Attendees at the Mental Health Research & Innovation Half Day had the opportunity to participate in a labyrinth walk in one of the event workshops.
Over 130 hospital-based clinical, administrative and research staff members, persons with lived experience of mental illness, family caregivers, peer and community supporters, and staff from local community mental health agencies attended the 18th Annual Mental Health Research & Innovation Half Day on November 1, 2017. The event provided an opportunity to learn more about mental health research at Parkwood Institute and the Southwest Centre for Forensic Mental Health Care (Southwest Centre), part of the St. Joseph’s Health Care London (St. Joseph’s) family.
“This year’s Mental Health Research and Innovation Half Day was one of the best attended in our history of hosting the event. We had a very diverse and engaged audience with great energy and a lot of enthusiasm,” says Dr. Arlene MacDougall, Director of Research and Innovation for mental health care at St. Joseph’s and Lawson Health Research Institute (Lawson).
Exciting recent projects were showcased though talks highlighting excellence in recovery and rehabilitation research, the theme of this year’s event; poster presentations; the 13th Annual Tony Cerenzia Research Lecture delivered by Dr. Sean Kidd; and interactive workshop sessions.
“We chose ‘recovery and rehabilitation’ as the theme for the event because it is so important in our clinical care and research programs to have this focus. We need to prioritize the development, implementation and evaluation of practices and interventions that foster recovery of the whole person experiencing mental illness, which includes their psychological, social and other needs that go beyond traditional notions of healthcare,” Dr. MacDougall adds.
13th Annual Tony Cerenzia Research Lecture
Guest speaker Dr. Kidd’s talk – “From clinical trials to the clinic: A story about making Cognitive Adaptation Training for schizophrenia more accessible” – focused on how to implement interventions proven in clinical trials. Dr. Kidd is a clinical psychologist, senior scientist and psychology division chief at the Centre for Addiction and Mental Health (CAMH) in Toronto. He is also an associate professor in the Department of Psychiatry at the University of Toronto.
Above: Dr. Sean Kidd’s lecture focused on implementing interventions proven in clinical trials.
Following Dr. Kidd’s lecture, attendees had the opportunity to participate in one of six workshops on a variety of topics related to recovery and rehabilitation focused mental health research:
“Implementing Interventions: A facilitated conversation attending to evidence, strategy, and recovery oriented care”
Led by Dr. Sean Kidd
Participants shared successful strategies for implementing novel approaches to care and discussed the challenges involved. They also looked at ways to leverage technology and education materials.

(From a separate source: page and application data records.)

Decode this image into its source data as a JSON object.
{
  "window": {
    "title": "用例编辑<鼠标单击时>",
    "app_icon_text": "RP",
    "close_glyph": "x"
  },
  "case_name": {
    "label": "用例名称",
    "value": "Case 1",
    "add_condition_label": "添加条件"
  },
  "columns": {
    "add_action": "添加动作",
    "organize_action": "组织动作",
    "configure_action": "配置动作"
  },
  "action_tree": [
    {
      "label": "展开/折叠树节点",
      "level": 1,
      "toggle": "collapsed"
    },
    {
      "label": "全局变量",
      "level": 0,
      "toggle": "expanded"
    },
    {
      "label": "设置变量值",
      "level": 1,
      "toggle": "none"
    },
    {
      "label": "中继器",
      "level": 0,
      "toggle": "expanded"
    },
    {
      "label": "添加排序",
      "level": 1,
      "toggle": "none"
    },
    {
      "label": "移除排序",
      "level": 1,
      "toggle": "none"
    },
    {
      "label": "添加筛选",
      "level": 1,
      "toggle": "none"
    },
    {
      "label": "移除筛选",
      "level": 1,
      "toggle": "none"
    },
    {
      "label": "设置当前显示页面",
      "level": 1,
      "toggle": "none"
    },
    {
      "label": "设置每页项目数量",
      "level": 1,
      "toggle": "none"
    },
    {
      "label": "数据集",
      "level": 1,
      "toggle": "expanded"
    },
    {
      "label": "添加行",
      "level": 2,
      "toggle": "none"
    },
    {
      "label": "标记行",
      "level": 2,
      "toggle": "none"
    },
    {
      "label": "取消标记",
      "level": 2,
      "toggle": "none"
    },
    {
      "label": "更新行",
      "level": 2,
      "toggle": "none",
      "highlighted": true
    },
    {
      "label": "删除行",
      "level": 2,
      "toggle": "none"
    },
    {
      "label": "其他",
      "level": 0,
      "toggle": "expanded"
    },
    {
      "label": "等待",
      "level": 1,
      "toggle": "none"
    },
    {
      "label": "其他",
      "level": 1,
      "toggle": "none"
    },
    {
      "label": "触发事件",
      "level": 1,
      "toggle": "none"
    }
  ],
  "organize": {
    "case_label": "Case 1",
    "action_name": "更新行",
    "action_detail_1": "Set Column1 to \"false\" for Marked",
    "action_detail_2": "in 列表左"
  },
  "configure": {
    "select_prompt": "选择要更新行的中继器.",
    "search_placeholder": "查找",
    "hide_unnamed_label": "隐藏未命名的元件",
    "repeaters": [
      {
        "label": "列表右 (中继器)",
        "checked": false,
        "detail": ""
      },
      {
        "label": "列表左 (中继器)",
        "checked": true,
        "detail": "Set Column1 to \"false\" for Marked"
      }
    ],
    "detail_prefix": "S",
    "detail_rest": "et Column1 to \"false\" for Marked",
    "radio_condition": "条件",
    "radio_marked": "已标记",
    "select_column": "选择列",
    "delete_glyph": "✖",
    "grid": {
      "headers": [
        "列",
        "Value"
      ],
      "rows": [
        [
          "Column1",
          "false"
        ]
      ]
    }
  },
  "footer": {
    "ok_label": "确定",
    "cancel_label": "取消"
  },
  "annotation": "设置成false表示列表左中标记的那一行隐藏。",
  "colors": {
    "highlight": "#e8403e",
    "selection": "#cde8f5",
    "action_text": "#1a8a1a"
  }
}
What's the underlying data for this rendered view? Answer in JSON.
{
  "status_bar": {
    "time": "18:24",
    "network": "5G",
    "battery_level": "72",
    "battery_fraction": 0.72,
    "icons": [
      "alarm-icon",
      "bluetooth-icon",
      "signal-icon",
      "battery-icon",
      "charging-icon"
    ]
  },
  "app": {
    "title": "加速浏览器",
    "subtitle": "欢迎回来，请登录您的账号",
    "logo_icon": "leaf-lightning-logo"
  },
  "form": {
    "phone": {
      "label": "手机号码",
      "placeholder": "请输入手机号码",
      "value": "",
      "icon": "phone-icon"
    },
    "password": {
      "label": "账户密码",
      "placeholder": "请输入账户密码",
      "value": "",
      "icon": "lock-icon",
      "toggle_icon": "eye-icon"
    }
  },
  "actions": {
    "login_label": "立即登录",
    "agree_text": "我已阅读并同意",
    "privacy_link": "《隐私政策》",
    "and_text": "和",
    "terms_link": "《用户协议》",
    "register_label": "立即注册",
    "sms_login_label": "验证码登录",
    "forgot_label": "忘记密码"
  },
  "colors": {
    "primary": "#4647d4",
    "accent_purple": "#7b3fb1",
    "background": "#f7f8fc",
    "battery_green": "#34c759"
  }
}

“Spirituality in Mental Health Care: Practically Supporting Recovery and Wellness”
Led by Stephen Yeo, Lawson allied scientist and chaplain, Southwest Centre; and Dr. Clark Heard and Jared Scott, Lawson associate scientists and occupational therapists, Southwest Centre
This workshop focused on the practical application of spirituality within the clinical setting, including the use of labyrinths, which contribute to recovery by promoting spiritual self-care, insight development and personal meaning-making reflection. Attendees had the opportunity to participate in a labyrinth walk and a related spiritual reflection. Read more about the labyrinths at Parkwood Institute and the Southwest Centre or watch the following video featuring highlights from the workshop:
“Indigenous Men’s Health and Wellbeing: Connection with Culture as a Rehabilitation and Recovery Tool”
Led by Bill Hill, social worker, Parkwood Institute and Dr. Vicki Smye, associate professor, director of nursing at Western University
Through the sharing of practitioner experience and Indigenous men’s voices, the workshop focused on understanding the powerful links between connection to culture and mental health and well-being (pictured below).
“Engaging Service Users and their Families in Research”
Led by Dr. Cheryl Forchuk, The Beryl and Richard Ivey Research Chair in Aging, Mental Health, Rehabilitation and Recovery, Lawson; and Deborrah Sherman, executive director, Ontario Peer Development Initiative
Participants in this workshop discussed the benefits of patient and family involvement in mental health research and identified strategies to support patient and family engagement (pictured below).
“Innovation in Mental Health Care: Moving Ideas to Impact”
Led by Kaitlin Saxton, research and innovation facilitator, Parkwood Institute; and Lisa Bitcola, centre manager of projects and operations, Ivey International Centre for Health Innovation
This workshop focused on how innovation relates to research and quality improvement initiatives within St. Joseph’s Mental Health Care facilities. Participants discussed innovative approaches that could be implemented within their own clinical practice, research and quality improvement initiatives (pictured below).
“My Professional Practice: Where’s the Research?”
Led by Amanda Thibeault, director, professional practice, St. Joseph’s
In this session, participants discussed how they can incorporate research into their clinical practice (pictured below).